I decided to go with the concept of an Iceberg given that in my opinion it is one of the best metaphors for representing PTSD as a whole. How might you ask? – Those who suffer from PTSD may seem like they are stable and functioning above the surface (at first glance) but deep down, “below the surface” there is so much pain and hurt that the survivors often have to deal with in secrecy. Therefore, by using the Iceberg metaphor, I came up with the concept of making a “Scroll-Based Website / Online Form”.

User Journey

The website consists of rather emotionally written text, that appears as you scroll deeper and deeper into the water. The water starts of a lighter colour, but it darkens as you scroll, which is where the “pain and hurt” exists below. As you continue to scroll, the user will see that they have hit the bottom of the ocean, which is where the “relief” part of the story exists. Users can see that there is an anchor planted in the ocean floor, which is meant to represent the concept of being “Grounded”. Followed by the painful story is a form that users can fill out to send in their story “their Iceberg” which is where I will ask the user “What’s your Iceberg?”

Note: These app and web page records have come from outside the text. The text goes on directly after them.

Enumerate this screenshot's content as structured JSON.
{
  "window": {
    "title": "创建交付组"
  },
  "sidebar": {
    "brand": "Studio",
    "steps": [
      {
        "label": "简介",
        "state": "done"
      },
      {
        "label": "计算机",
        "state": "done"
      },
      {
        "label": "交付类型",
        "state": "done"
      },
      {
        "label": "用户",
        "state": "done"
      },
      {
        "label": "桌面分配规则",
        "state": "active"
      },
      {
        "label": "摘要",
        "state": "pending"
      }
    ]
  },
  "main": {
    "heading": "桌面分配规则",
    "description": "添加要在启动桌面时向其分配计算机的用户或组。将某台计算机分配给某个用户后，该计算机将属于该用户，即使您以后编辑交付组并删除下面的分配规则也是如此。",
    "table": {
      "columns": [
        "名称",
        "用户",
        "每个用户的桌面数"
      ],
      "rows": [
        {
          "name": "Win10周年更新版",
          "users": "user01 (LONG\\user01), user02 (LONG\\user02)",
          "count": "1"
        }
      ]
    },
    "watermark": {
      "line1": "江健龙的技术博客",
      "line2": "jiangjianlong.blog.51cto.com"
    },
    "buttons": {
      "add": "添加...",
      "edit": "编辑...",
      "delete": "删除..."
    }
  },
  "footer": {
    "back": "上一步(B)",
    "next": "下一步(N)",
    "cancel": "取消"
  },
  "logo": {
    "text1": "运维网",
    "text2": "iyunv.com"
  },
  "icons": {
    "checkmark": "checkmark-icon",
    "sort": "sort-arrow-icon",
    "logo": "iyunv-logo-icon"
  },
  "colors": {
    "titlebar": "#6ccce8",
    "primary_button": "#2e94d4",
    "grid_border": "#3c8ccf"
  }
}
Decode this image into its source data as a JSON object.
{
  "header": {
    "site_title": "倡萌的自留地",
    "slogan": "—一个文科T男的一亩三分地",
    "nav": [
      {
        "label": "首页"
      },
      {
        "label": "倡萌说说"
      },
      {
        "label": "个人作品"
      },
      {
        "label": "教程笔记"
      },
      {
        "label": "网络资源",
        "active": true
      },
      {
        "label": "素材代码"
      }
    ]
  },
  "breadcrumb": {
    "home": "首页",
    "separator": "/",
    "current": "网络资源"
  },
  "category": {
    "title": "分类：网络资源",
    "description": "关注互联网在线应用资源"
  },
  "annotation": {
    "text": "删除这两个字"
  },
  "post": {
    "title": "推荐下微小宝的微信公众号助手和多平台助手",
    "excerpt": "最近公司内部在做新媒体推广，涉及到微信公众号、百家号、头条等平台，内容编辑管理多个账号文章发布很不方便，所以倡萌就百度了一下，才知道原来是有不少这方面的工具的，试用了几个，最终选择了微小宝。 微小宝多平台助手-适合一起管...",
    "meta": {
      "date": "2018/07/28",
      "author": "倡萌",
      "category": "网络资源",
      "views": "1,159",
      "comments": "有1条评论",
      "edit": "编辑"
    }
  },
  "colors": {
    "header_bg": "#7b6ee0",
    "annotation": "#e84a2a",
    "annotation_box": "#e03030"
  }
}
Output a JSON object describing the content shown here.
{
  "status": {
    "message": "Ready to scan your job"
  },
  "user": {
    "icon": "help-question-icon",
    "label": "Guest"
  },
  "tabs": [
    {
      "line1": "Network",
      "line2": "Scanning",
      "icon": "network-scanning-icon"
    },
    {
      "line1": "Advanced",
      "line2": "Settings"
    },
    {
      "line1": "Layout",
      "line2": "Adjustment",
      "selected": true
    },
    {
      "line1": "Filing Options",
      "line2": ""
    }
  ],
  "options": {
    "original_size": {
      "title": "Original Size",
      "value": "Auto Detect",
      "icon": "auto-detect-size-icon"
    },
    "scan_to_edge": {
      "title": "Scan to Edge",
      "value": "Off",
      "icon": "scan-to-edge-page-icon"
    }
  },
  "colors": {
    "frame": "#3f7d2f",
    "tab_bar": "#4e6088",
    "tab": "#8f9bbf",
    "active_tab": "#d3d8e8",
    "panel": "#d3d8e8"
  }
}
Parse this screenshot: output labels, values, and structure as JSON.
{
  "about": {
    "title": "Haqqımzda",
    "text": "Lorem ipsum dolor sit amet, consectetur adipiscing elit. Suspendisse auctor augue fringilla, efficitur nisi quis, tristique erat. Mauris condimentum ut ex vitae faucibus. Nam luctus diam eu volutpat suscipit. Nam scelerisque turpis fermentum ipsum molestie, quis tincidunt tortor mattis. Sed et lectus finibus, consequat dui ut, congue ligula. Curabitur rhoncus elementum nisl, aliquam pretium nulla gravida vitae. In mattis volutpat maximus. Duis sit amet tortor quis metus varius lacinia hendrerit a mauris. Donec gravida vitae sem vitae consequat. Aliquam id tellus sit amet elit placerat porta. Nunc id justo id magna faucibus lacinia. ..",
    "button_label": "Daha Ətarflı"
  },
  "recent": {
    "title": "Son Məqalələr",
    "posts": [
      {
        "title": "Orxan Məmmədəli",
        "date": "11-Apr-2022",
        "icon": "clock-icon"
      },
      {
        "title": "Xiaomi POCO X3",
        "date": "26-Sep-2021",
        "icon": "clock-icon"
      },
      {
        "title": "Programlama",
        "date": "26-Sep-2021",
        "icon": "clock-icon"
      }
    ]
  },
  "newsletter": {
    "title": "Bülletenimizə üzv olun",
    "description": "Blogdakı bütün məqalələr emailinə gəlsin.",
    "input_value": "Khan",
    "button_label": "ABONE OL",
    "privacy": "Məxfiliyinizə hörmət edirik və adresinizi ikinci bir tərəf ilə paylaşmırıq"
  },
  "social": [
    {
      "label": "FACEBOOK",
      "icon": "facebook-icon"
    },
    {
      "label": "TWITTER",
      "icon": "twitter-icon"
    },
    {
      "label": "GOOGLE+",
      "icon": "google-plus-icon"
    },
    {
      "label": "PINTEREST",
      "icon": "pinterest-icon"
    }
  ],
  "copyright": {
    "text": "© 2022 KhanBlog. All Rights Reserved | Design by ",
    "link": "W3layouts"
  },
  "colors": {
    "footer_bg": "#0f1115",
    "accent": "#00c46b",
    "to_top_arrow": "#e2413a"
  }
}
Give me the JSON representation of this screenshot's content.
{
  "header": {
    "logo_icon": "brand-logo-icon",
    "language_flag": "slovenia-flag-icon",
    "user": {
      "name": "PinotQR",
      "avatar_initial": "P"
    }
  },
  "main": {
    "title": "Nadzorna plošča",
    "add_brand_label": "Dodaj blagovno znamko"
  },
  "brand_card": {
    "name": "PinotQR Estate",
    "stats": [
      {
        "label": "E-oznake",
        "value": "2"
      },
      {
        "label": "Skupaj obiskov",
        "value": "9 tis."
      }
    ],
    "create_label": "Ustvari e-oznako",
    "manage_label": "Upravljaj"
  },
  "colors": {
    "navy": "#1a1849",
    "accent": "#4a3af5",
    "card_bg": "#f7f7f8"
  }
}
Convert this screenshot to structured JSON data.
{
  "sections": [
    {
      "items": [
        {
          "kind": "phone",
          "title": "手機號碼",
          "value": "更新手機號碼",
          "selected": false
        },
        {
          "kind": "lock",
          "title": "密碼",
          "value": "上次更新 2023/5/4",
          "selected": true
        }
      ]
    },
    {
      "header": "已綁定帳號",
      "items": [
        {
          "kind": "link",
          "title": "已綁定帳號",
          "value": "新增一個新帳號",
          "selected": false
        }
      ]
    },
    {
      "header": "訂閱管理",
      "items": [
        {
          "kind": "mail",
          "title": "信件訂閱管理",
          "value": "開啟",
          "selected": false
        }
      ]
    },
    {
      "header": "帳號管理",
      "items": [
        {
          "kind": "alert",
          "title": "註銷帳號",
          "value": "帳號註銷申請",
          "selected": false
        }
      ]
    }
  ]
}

Research Methods

Questions I researched were:

  • What is Trauma?
  • What are the symptoms of Trauma?
  • What is the difference between Stress and Post Traumatic Stress?
  • Is PTSD curable?
  • What are successful forms of therapy for those who suffer from PTSD?

And with those questions, I found that Post-Traumatic Stress Disorder (PTSD) was a condition that stemmed from the aftermath of a psychologically distressing event, though it does not appear in every victim. Not everyone who has experienced a traumatic event develops PTSD. After an individual experiences a traumatic event, they typically don’t develop any symptoms of PTSD after about 3 months of their brain trying to process the event.

See more of my work at the graduate showcase